WHAT IS BEING ASKED:
Please give an exact copy of every line from the one holding "What's the underlying" through the final line of the records below.

DATA SECTION:

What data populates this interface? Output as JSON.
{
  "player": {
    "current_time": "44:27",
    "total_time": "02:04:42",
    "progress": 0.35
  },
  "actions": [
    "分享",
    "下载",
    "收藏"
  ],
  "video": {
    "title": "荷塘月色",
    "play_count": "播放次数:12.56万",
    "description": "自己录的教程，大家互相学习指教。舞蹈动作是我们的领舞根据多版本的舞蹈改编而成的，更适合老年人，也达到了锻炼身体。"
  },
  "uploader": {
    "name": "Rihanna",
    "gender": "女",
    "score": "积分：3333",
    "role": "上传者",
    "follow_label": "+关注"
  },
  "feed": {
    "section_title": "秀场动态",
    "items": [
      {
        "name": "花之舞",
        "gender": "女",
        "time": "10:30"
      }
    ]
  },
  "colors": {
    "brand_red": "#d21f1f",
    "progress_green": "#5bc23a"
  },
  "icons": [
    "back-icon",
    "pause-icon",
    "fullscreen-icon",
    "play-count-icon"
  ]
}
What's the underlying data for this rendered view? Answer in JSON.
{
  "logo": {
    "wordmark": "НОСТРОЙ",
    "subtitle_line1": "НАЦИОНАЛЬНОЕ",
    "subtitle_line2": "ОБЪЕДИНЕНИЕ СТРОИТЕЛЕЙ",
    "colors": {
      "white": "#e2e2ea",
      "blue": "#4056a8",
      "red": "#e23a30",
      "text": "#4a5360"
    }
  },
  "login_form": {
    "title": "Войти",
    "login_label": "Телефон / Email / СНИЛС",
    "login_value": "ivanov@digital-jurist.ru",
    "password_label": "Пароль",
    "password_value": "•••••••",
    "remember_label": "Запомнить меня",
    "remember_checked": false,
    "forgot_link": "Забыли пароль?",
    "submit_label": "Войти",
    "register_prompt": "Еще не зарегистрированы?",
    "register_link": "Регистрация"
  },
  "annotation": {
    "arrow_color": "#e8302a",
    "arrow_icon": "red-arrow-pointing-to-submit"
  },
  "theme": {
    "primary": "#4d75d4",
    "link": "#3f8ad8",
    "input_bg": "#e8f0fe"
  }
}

RESPONSE:
What's the underlying data for this rendered view? Answer in JSON.
{
  "logo": {
    "wordmark": "НОСТРОЙ",
    "subtitle_line1": "НАЦИОНАЛЬНОЕ",
    "subtitle_line2": "ОБЪЕДИНЕНИЕ СТРОИТЕЛЕЙ",
    "colors": {
      "white": "#e2e2ea",
      "blue": "#4056a8",
      "red": "#e23a30",
      "text": "#4a5360"
    }
  },
  "login_form": {
    "title": "Войти",
    "login_label": "Телефон / Email / СНИЛС",
    "login_value": "ivanov@digital-jurist.ru",
    "password_label": "Пароль",
    "password_value": "•••••••",
    "remember_label": "Запомнить меня",
    "remember_checked": false,
    "forgot_link": "Забыли пароль?",
    "submit_label": "Войти",
    "register_prompt": "Еще не зарегистрированы?",
    "register_link": "Регистрация"
  },
  "annotation": {
    "arrow_color": "#e8302a",
    "arrow_icon": "red-arrow-pointing-to-submit"
  },
  "theme": {
    "primary": "#4d75d4",
    "link": "#3f8ad8",
    "input_bg": "#e8f0fe"
  }
}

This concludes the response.